▶ _Material for the task_:
──────────────────────────────

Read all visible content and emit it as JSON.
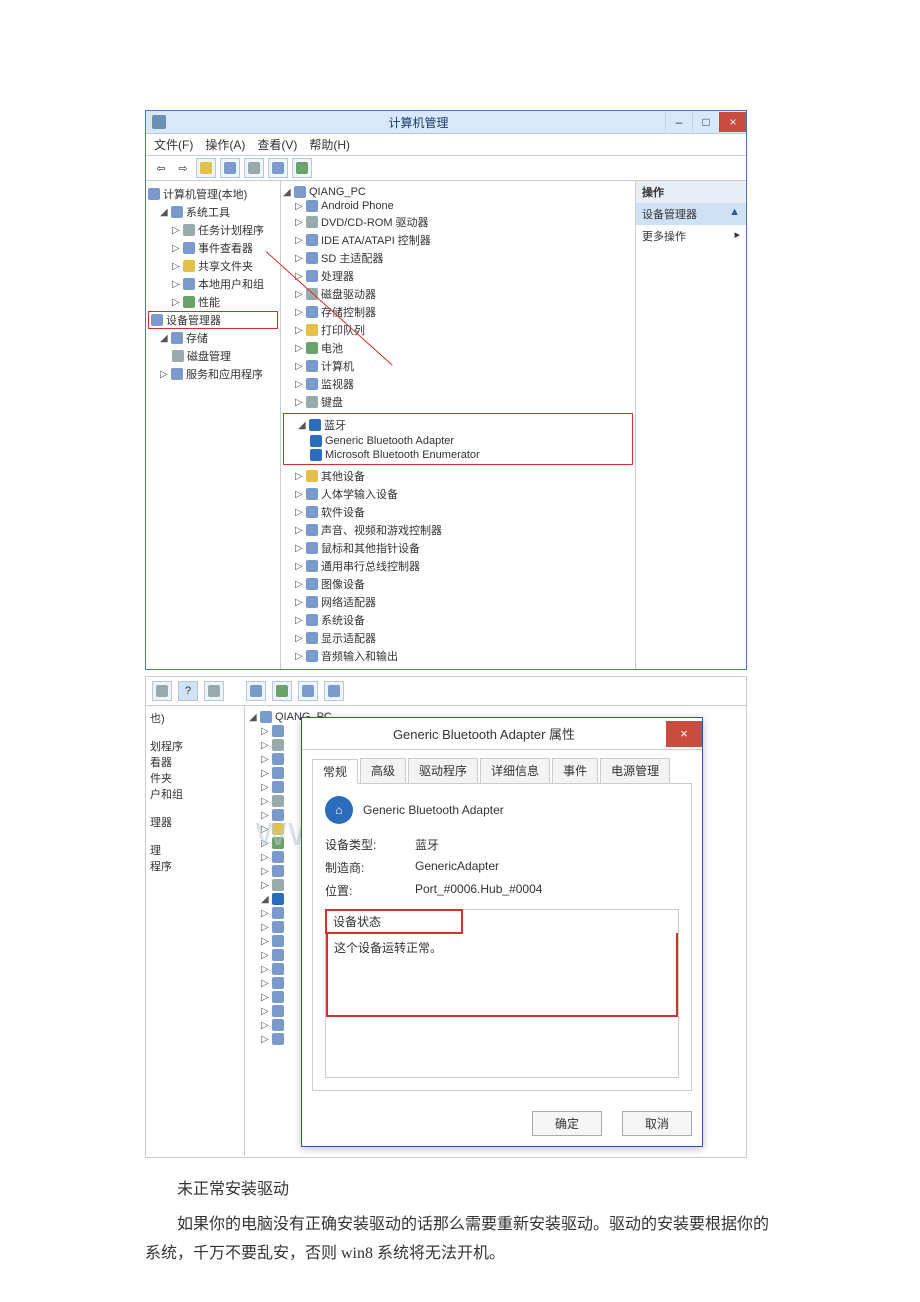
{
  "screenshot1": {
    "window_title": "计算机管理",
    "win_buttons": {
      "min": "–",
      "max": "□",
      "close": "×"
    },
    "menubar": [
      "文件(F)",
      "操作(A)",
      "查看(V)",
      "帮助(H)"
    ],
    "toolbar_arrows": {
      "back": "⇦",
      "fwd": "⇨"
    },
    "left_tree": {
      "root": "计算机管理(本地)",
      "sys_tools": "系统工具",
      "items": [
        "任务计划程序",
        "事件查看器",
        "共享文件夹",
        "本地用户和组",
        "性能"
      ],
      "dev_mgr": "设备管理器",
      "storage": "存储",
      "disk_mgmt": "磁盘管理",
      "services": "服务和应用程序"
    },
    "mid_tree": {
      "root": "QIANG_PC",
      "items_top": [
        "Android Phone",
        "DVD/CD-ROM 驱动器",
        "IDE ATA/ATAPI 控制器",
        "SD 主适配器",
        "处理器",
        "磁盘驱动器",
        "存储控制器",
        "打印队列",
        "电池",
        "计算机",
        "监视器",
        "键盘"
      ],
      "bt_root": "蓝牙",
      "bt_children": [
        "Generic Bluetooth Adapter",
        "Microsoft Bluetooth Enumerator"
      ],
      "items_bottom": [
        "其他设备",
        "人体学输入设备",
        "软件设备",
        "声音、视频和游戏控制器",
        "鼠标和其他指针设备",
        "通用串行总线控制器",
        "图像设备",
        "网络适配器",
        "系统设备",
        "显示适配器",
        "音频输入和输出"
      ]
    },
    "right_panel": {
      "header": "操作",
      "sub": "设备管理器",
      "more": "更多操作",
      "arrow": "▸"
    }
  },
  "screenshot2": {
    "left_frag": [
      "也)",
      "",
      "划程序",
      "看器",
      "件夹",
      "户和组",
      "",
      "理器",
      "",
      "理",
      "程序"
    ],
    "mid_root": "QIANG_PC",
    "dialog": {
      "title": "Generic Bluetooth Adapter 属性",
      "close": "×",
      "tabs": [
        "常规",
        "高级",
        "驱动程序",
        "详细信息",
        "事件",
        "电源管理"
      ],
      "device_name": "Generic Bluetooth Adapter",
      "rows": {
        "type_label": "设备类型:",
        "type_value": "蓝牙",
        "mfr_label": "制造商:",
        "mfr_value": "GenericAdapter",
        "loc_label": "位置:",
        "loc_value": "Port_#0006.Hub_#0004"
      },
      "status_header": "设备状态",
      "status_text": "这个设备运转正常。",
      "ok": "确定",
      "cancel": "取消"
    },
    "watermark": "www.bdocx.com"
  },
  "body_text": {
    "p1": "未正常安装驱动",
    "p2": "如果你的电脑没有正确安装驱动的话那么需要重新安装驱动。驱动的安装要根据你的系统，千万不要乱安，否则 win8 系统将无法开机。"
  }
}
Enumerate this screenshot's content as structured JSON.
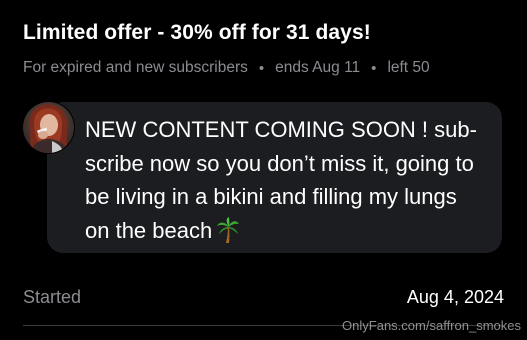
{
  "offer": {
    "title": "Limited offer - 30% off for 31 days!",
    "meta_audience": "For expired and new subscribers",
    "meta_ends": "ends Aug 11",
    "meta_left": "left 50",
    "separator": "•"
  },
  "message": {
    "lines": [
      "NEW CONTENT COMING SOON ! sub-",
      "scribe now so you don’t miss it, going to",
      "be living in a bikini and filling my lungs",
      "on the beach"
    ],
    "emoji_icon": "palm-tree-icon"
  },
  "details": {
    "started_label": "Started",
    "started_value": "Aug 4, 2024"
  },
  "watermark": "OnlyFans.com/saffron_smokes",
  "colors": {
    "background": "#000000",
    "bubble": "#1c1d20",
    "muted_text": "#8a8c90",
    "primary_text": "#ffffff"
  }
}
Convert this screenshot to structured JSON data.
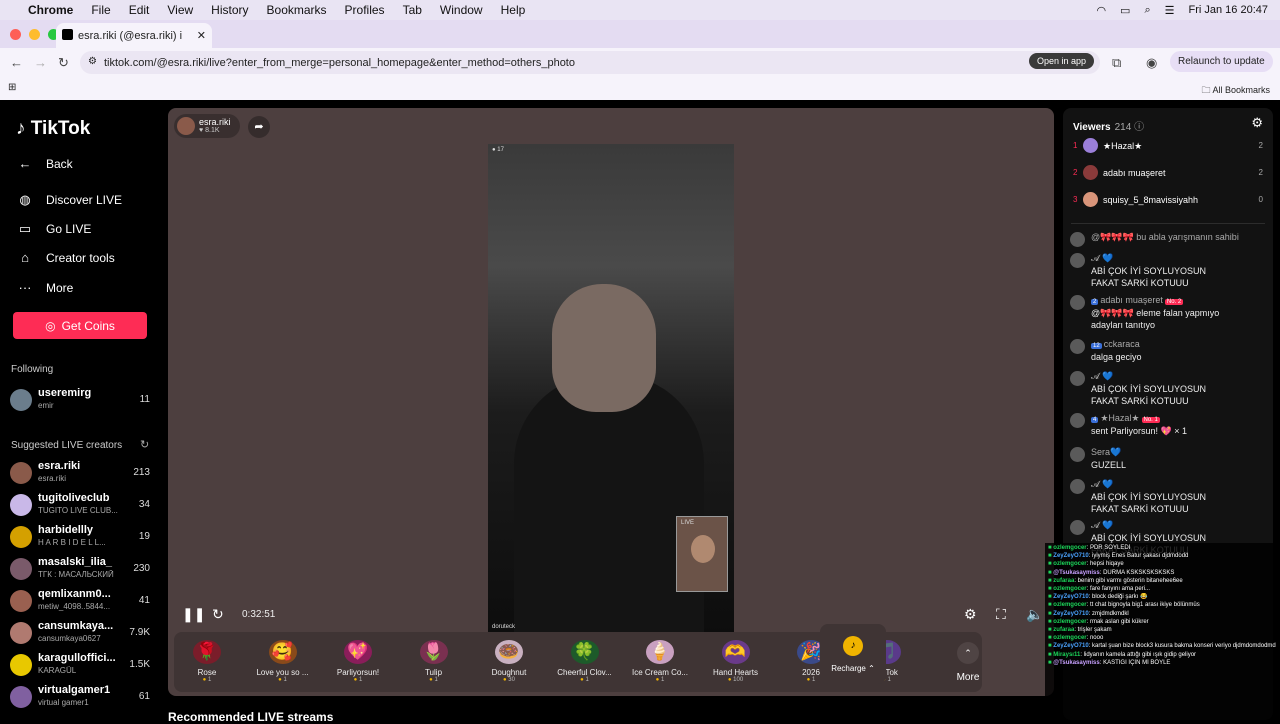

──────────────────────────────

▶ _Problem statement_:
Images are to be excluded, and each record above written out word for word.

▶ _Answer to the problem_:
Read all visible content and emit it as JSON.
{
  "screenshot1": {
    "window_title": "计算机管理",
    "win_buttons": {
      "min": "–",
      "max": "□",
      "close": "×"
    },
    "menubar": [
      "文件(F)",
      "操作(A)",
      "查看(V)",
      "帮助(H)"
    ],
    "toolbar_arrows": {
      "back": "⇦",
      "fwd": "⇨"
    },
    "left_tree": {
      "root": "计算机管理(本地)",
      "sys_tools": "系统工具",
      "items": [
        "任务计划程序",
        "事件查看器",
        "共享文件夹",
        "本地用户和组",
        "性能"
      ],
      "dev_mgr": "设备管理器",
      "storage": "存储",
      "disk_mgmt": "磁盘管理",
      "services": "服务和应用程序"
    },
    "mid_tree": {
      "root": "QIANG_PC",
      "items_top": [
        "Android Phone",
        "DVD/CD-ROM 驱动器",
        "IDE ATA/ATAPI 控制器",
        "SD 主适配器",
        "处理器",
        "磁盘驱动器",
        "存储控制器",
        "打印队列",
        "电池",
        "计算机",
        "监视器",
        "键盘"
      ],
      "bt_root": "蓝牙",
      "bt_children": [
        "Generic Bluetooth Adapter",
        "Microsoft Bluetooth Enumerator"
      ],
      "items_bottom": [
        "其他设备",
        "人体学输入设备",
        "软件设备",
        "声音、视频和游戏控制器",
        "鼠标和其他指针设备",
        "通用串行总线控制器",
        "图像设备",
        "网络适配器",
        "系统设备",
        "显示适配器",
        "音频输入和输出"
      ]
    },
    "right_panel": {
      "header": "操作",
      "sub": "设备管理器",
      "more": "更多操作",
      "arrow": "▸"
    }
  },
  "screenshot2": {
    "left_frag": [
      "也)",
      "",
      "划程序",
      "看器",
      "件夹",
      "户和组",
      "",
      "理器",
      "",
      "理",
      "程序"
    ],
    "mid_root": "QIANG_PC",
    "dialog": {
      "title": "Generic Bluetooth Adapter 属性",
      "close": "×",
      "tabs": [
        "常规",
        "高级",
        "驱动程序",
        "详细信息",
        "事件",
        "电源管理"
      ],
      "device_name": "Generic Bluetooth Adapter",
      "rows": {
        "type_label": "设备类型:",
        "type_value": "蓝牙",
        "mfr_label": "制造商:",
        "mfr_value": "GenericAdapter",
        "loc_label": "位置:",
        "loc_value": "Port_#0006.Hub_#0004"
      },
      "status_header": "设备状态",
      "status_text": "这个设备运转正常。",
      "ok": "确定",
      "cancel": "取消"
    },
    "watermark": "www.bdocx.com"
  },
  "body_text": {
    "p1": "未正常安装驱动",
    "p2": "如果你的电脑没有正确安装驱动的话那么需要重新安装驱动。驱动的安装要根据你的系统，千万不要乱安，否则 win8 系统将无法开机。"
  }
}
Enumerate this screenshot's content as structured JSON.
{
  "offer": {
    "title": "Limited offer - 30% off for 31 days!",
    "meta_audience": "For expired and new subscribers",
    "meta_ends": "ends Aug 11",
    "meta_left": "left 50",
    "separator": "•"
  },
  "message": {
    "lines": [
      "NEW CONTENT COMING SOON ! sub-",
      "scribe now so you don’t miss it, going to",
      "be living in a bikini and filling my lungs",
      "on the beach"
    ],
    "emoji_icon": "palm-tree-icon"
  },
  "details": {
    "started_label": "Started",
    "started_value": "Aug 4, 2024"
  },
  "watermark": "OnlyFans.com/saffron_smokes",
  "colors": {
    "background": "#000000",
    "bubble": "#1c1d20",
    "muted_text": "#8a8c90",
    "primary_text": "#ffffff"
  }
}
Convert this screenshot to structured JSON data.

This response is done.